Activity >> Across the entries below, count the lines that contain the word "JSON" and reply with that number only.

Input for this task >>
%%

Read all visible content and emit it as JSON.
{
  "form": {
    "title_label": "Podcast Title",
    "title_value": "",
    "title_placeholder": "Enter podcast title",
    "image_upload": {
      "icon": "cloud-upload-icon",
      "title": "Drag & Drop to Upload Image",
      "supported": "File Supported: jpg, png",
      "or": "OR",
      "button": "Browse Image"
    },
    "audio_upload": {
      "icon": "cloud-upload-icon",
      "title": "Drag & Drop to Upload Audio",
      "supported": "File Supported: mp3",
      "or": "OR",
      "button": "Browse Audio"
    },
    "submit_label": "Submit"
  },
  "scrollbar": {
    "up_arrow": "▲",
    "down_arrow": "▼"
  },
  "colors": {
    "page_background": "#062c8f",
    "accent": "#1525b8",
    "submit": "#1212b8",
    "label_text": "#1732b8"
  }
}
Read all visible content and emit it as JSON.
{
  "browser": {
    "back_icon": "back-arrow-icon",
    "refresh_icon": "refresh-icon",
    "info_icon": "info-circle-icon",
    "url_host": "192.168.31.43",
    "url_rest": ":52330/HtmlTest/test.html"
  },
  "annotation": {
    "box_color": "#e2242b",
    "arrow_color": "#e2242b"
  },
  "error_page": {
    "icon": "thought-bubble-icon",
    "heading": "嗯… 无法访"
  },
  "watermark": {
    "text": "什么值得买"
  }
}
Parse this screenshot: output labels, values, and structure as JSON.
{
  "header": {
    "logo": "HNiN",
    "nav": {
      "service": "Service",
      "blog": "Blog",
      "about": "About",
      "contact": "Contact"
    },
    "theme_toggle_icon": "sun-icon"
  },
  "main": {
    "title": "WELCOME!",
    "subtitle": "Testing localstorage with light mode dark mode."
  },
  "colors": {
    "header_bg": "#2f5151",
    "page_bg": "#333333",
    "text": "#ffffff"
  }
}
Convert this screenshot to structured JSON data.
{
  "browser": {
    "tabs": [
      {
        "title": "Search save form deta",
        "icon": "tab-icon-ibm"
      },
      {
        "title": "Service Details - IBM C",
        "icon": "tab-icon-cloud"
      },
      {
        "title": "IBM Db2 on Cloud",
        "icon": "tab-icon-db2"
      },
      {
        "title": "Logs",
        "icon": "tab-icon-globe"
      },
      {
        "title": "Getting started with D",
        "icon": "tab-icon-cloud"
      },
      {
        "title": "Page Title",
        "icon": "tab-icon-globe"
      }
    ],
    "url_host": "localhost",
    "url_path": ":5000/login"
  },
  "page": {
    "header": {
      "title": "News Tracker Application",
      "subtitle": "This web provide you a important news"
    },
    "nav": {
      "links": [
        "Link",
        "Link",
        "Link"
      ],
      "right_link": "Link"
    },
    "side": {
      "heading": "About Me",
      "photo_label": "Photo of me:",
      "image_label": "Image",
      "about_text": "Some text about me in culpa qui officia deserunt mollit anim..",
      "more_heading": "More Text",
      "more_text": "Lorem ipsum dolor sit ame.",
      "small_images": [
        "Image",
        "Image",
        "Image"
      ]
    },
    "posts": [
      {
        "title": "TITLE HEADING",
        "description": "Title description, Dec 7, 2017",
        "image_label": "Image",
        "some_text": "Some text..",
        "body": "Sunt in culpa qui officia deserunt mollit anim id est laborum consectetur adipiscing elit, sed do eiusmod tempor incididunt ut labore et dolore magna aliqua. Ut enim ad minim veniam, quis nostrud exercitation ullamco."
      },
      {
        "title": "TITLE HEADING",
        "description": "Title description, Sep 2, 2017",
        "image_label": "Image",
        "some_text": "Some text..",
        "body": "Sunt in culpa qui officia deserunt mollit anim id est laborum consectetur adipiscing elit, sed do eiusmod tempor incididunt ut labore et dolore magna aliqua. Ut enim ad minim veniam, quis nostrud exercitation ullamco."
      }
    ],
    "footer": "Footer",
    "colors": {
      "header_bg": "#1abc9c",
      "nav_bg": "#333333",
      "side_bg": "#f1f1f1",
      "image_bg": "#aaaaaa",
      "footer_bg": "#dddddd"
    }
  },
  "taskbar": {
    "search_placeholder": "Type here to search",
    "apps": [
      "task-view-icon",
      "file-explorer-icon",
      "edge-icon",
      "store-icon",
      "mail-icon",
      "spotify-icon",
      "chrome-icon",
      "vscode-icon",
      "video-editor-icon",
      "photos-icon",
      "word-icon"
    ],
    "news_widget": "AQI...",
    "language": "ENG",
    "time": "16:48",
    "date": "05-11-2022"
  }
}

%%

Problem solution >> 4